**Entries provided**

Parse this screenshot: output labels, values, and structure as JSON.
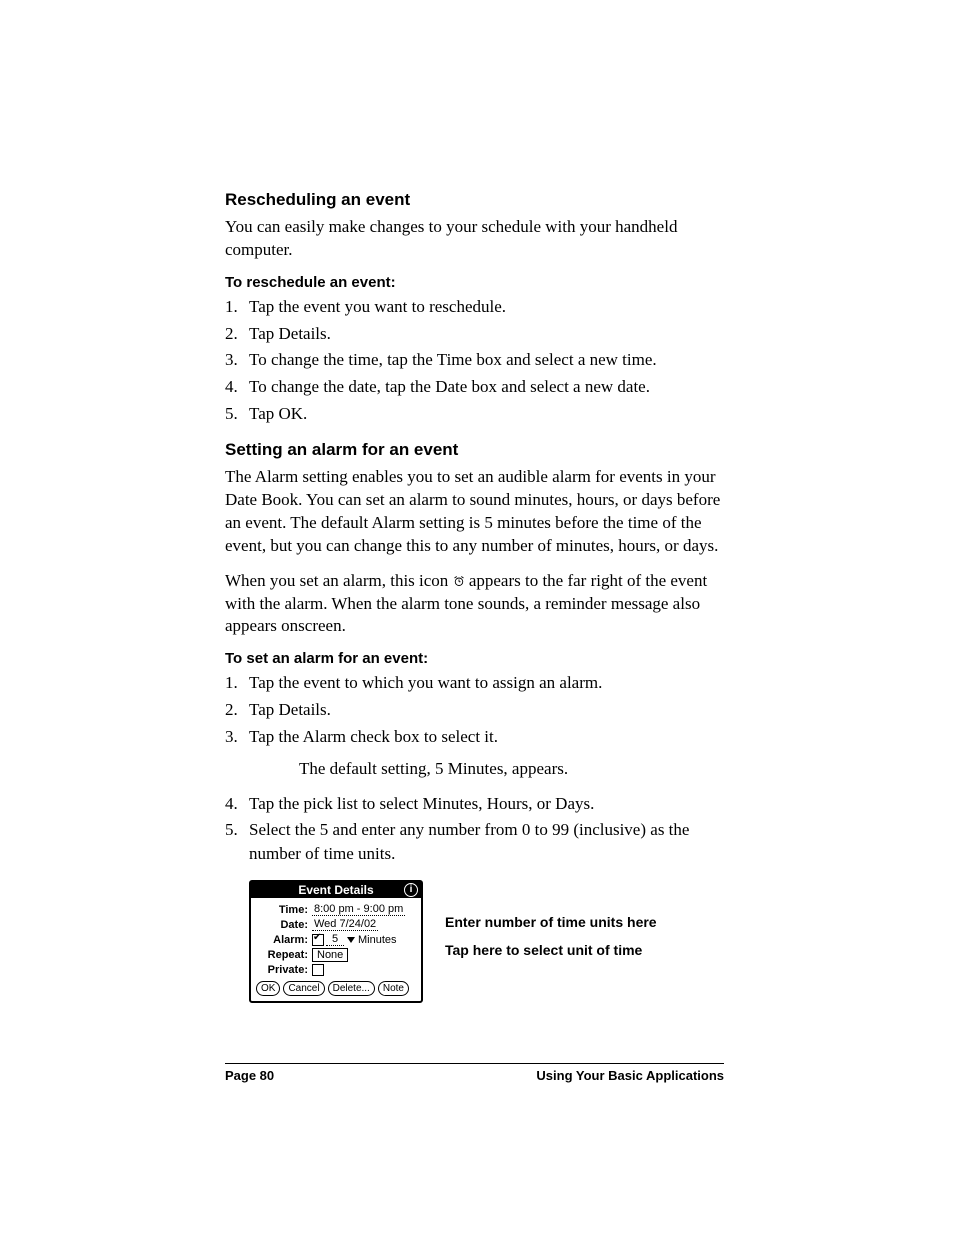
{
  "section1": {
    "heading": "Rescheduling an event",
    "intro": "You can easily make changes to your schedule with your handheld computer.",
    "sub": "To reschedule an event:",
    "steps": [
      "Tap the event you want to reschedule.",
      "Tap Details.",
      "To change the time, tap the Time box and select a new time.",
      "To change the date, tap the Date box and select a new date.",
      "Tap OK."
    ]
  },
  "section2": {
    "heading": "Setting an alarm for an event",
    "p1": "The Alarm setting enables you to set an audible alarm for events in your Date Book. You can set an alarm to sound minutes, hours, or days before an event. The default Alarm setting is 5 minutes before the time of the event, but you can change this to any number of minutes, hours, or days.",
    "p2a": "When you set an alarm, this icon ",
    "p2b": " appears to the far right of the event with the alarm. When the alarm tone sounds, a reminder message also appears onscreen.",
    "sub": "To set an alarm for an event:",
    "steps": [
      "Tap the event to which you want to assign an alarm.",
      "Tap Details.",
      "Tap the Alarm check box to select it.",
      "Tap the pick list to select Minutes, Hours, or Days.",
      "Select the 5 and enter any number from 0 to 99 (inclusive) as the number of time units."
    ],
    "step3_note": "The default setting, 5 Minutes, appears."
  },
  "dialog": {
    "title": "Event Details",
    "info_icon": "i",
    "labels": {
      "time": "Time:",
      "date": "Date:",
      "alarm": "Alarm:",
      "repeat": "Repeat:",
      "private": "Private:"
    },
    "values": {
      "time": "8:00 pm - 9:00 pm",
      "date": "Wed 7/24/02",
      "alarm_num": "5",
      "alarm_unit": "Minutes",
      "repeat": "None"
    },
    "buttons": [
      "OK",
      "Cancel",
      "Delete...",
      "Note"
    ]
  },
  "callouts": {
    "c1": "Enter number of time units here",
    "c2": "Tap here to select unit of time"
  },
  "footer": {
    "left": "Page 80",
    "right": "Using Your Basic Applications"
  }
}
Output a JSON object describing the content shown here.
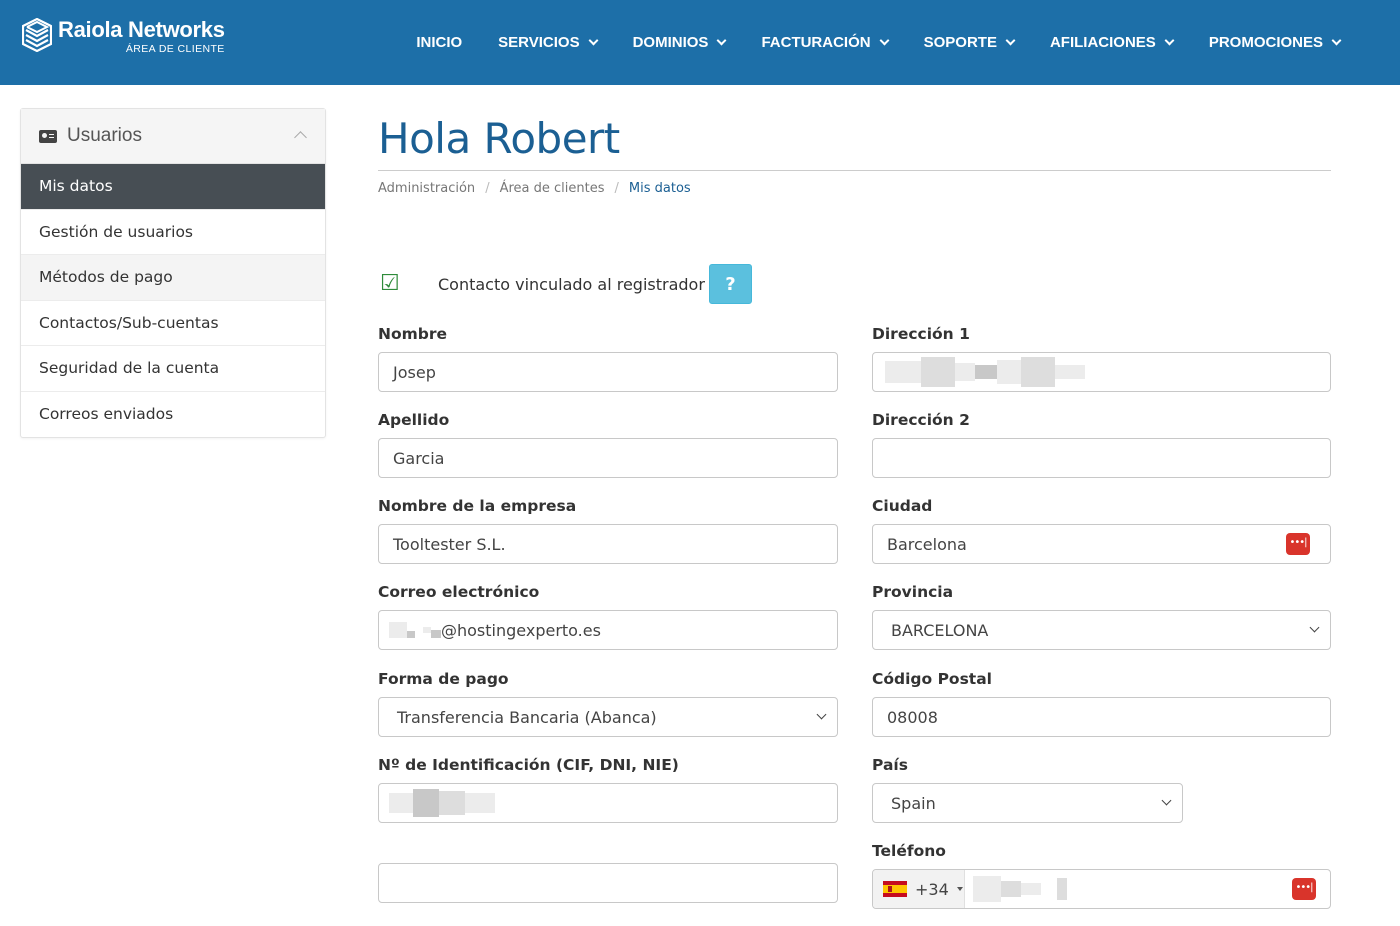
{
  "header": {
    "brand_name": "Raiola Networks",
    "brand_sub": "ÁREA DE CLIENTE",
    "nav": [
      {
        "label": "INICIO",
        "dropdown": false
      },
      {
        "label": "SERVICIOS",
        "dropdown": true
      },
      {
        "label": "DOMINIOS",
        "dropdown": true
      },
      {
        "label": "FACTURACIÓN",
        "dropdown": true
      },
      {
        "label": "SOPORTE",
        "dropdown": true
      },
      {
        "label": "AFILIACIONES",
        "dropdown": true
      },
      {
        "label": "PROMOCIONES",
        "dropdown": true
      }
    ],
    "bg_color": "#1d6fa8"
  },
  "sidebar": {
    "title": "Usuarios",
    "icon": "id-card-icon",
    "items": [
      {
        "label": "Mis datos",
        "active": true
      },
      {
        "label": "Gestión de usuarios"
      },
      {
        "label": "Métodos de pago"
      },
      {
        "label": "Contactos/Sub-cuentas"
      },
      {
        "label": "Seguridad de la cuenta"
      },
      {
        "label": "Correos enviados"
      }
    ]
  },
  "main": {
    "title": "Hola Robert",
    "breadcrumb": [
      "Administración",
      "Área de clientes",
      "Mis datos"
    ],
    "registrar_contact": {
      "label": "Contacto vinculado al registrador",
      "checked": true,
      "help": "?"
    },
    "fields": {
      "nombre": {
        "label": "Nombre",
        "value": "Josep"
      },
      "apellido": {
        "label": "Apellido",
        "value": "Garcia"
      },
      "empresa": {
        "label": "Nombre de la empresa",
        "value": "Tooltester S.L."
      },
      "email": {
        "label": "Correo electrónico",
        "value_suffix": "@hostingexperto.es"
      },
      "forma_pago": {
        "label": "Forma de pago",
        "value": "Transferencia Bancaria (Abanca)"
      },
      "identificacion": {
        "label": "Nº de Identificación (CIF, DNI, NIE)",
        "value": ""
      },
      "extra": {
        "value": ""
      },
      "direccion1": {
        "label": "Dirección 1",
        "value": ""
      },
      "direccion2": {
        "label": "Dirección 2",
        "value": ""
      },
      "ciudad": {
        "label": "Ciudad",
        "value": "Barcelona"
      },
      "provincia": {
        "label": "Provincia",
        "value": "BARCELONA"
      },
      "codigo_postal": {
        "label": "Código Postal",
        "value": "08008"
      },
      "pais": {
        "label": "País",
        "value": "Spain"
      },
      "telefono": {
        "label": "Teléfono",
        "prefix": "+34",
        "flag": "spain-flag-icon"
      }
    },
    "accent_color": "#1b5f93"
  }
}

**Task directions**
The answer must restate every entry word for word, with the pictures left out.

**Task solution**
Parse this screenshot: output labels, values, and structure as JSON.
{
  "section1": {
    "heading": "Rescheduling an event",
    "intro": "You can easily make changes to your schedule with your handheld computer.",
    "sub": "To reschedule an event:",
    "steps": [
      "Tap the event you want to reschedule.",
      "Tap Details.",
      "To change the time, tap the Time box and select a new time.",
      "To change the date, tap the Date box and select a new date.",
      "Tap OK."
    ]
  },
  "section2": {
    "heading": "Setting an alarm for an event",
    "p1": "The Alarm setting enables you to set an audible alarm for events in your Date Book. You can set an alarm to sound minutes, hours, or days before an event. The default Alarm setting is 5 minutes before the time of the event, but you can change this to any number of minutes, hours, or days.",
    "p2a": "When you set an alarm, this icon ",
    "p2b": " appears to the far right of the event with the alarm. When the alarm tone sounds, a reminder message also appears onscreen.",
    "sub": "To set an alarm for an event:",
    "steps": [
      "Tap the event to which you want to assign an alarm.",
      "Tap Details.",
      "Tap the Alarm check box to select it.",
      "Tap the pick list to select Minutes, Hours, or Days.",
      "Select the 5 and enter any number from 0 to 99 (inclusive) as the number of time units."
    ],
    "step3_note": "The default setting, 5 Minutes, appears."
  },
  "dialog": {
    "title": "Event Details",
    "info_icon": "i",
    "labels": {
      "time": "Time:",
      "date": "Date:",
      "alarm": "Alarm:",
      "repeat": "Repeat:",
      "private": "Private:"
    },
    "values": {
      "time": "8:00 pm - 9:00 pm",
      "date": "Wed 7/24/02",
      "alarm_num": "5",
      "alarm_unit": "Minutes",
      "repeat": "None"
    },
    "buttons": [
      "OK",
      "Cancel",
      "Delete...",
      "Note"
    ]
  },
  "callouts": {
    "c1": "Enter number of time units here",
    "c2": "Tap here to select unit of time"
  },
  "footer": {
    "left": "Page 80",
    "right": "Using Your Basic Applications"
  }
}
Output a JSON object describing the content shown here.
{
  "header": {
    "brand_name": "Raiola Networks",
    "brand_sub": "ÁREA DE CLIENTE",
    "nav": [
      {
        "label": "INICIO",
        "dropdown": false
      },
      {
        "label": "SERVICIOS",
        "dropdown": true
      },
      {
        "label": "DOMINIOS",
        "dropdown": true
      },
      {
        "label": "FACTURACIÓN",
        "dropdown": true
      },
      {
        "label": "SOPORTE",
        "dropdown": true
      },
      {
        "label": "AFILIACIONES",
        "dropdown": true
      },
      {
        "label": "PROMOCIONES",
        "dropdown": true
      }
    ],
    "bg_color": "#1d6fa8"
  },
  "sidebar": {
    "title": "Usuarios",
    "icon": "id-card-icon",
    "items": [
      {
        "label": "Mis datos",
        "active": true
      },
      {
        "label": "Gestión de usuarios"
      },
      {
        "label": "Métodos de pago"
      },
      {
        "label": "Contactos/Sub-cuentas"
      },
      {
        "label": "Seguridad de la cuenta"
      },
      {
        "label": "Correos enviados"
      }
    ]
  },
  "main": {
    "title": "Hola Robert",
    "breadcrumb": [
      "Administración",
      "Área de clientes",
      "Mis datos"
    ],
    "registrar_contact": {
      "label": "Contacto vinculado al registrador",
      "checked": true,
      "help": "?"
    },
    "fields": {
      "nombre": {
        "label": "Nombre",
        "value": "Josep"
      },
      "apellido": {
        "label": "Apellido",
        "value": "Garcia"
      },
      "empresa": {
        "label": "Nombre de la empresa",
        "value": "Tooltester S.L."
      },
      "email": {
        "label": "Correo electrónico",
        "value_suffix": "@hostingexperto.es"
      },
      "forma_pago": {
        "label": "Forma de pago",
        "value": "Transferencia Bancaria (Abanca)"
      },
      "identificacion": {
        "label": "Nº de Identificación (CIF, DNI, NIE)",
        "value": ""
      },
      "extra": {
        "value": ""
      },
      "direccion1": {
        "label": "Dirección 1",
        "value": ""
      },
      "direccion2": {
        "label": "Dirección 2",
        "value": ""
      },
      "ciudad": {
        "label": "Ciudad",
        "value": "Barcelona"
      },
      "provincia": {
        "label": "Provincia",
        "value": "BARCELONA"
      },
      "codigo_postal": {
        "label": "Código Postal",
        "value": "08008"
      },
      "pais": {
        "label": "País",
        "value": "Spain"
      },
      "telefono": {
        "label": "Teléfono",
        "prefix": "+34",
        "flag": "spain-flag-icon"
      }
    },
    "accent_color": "#1b5f93"
  }
}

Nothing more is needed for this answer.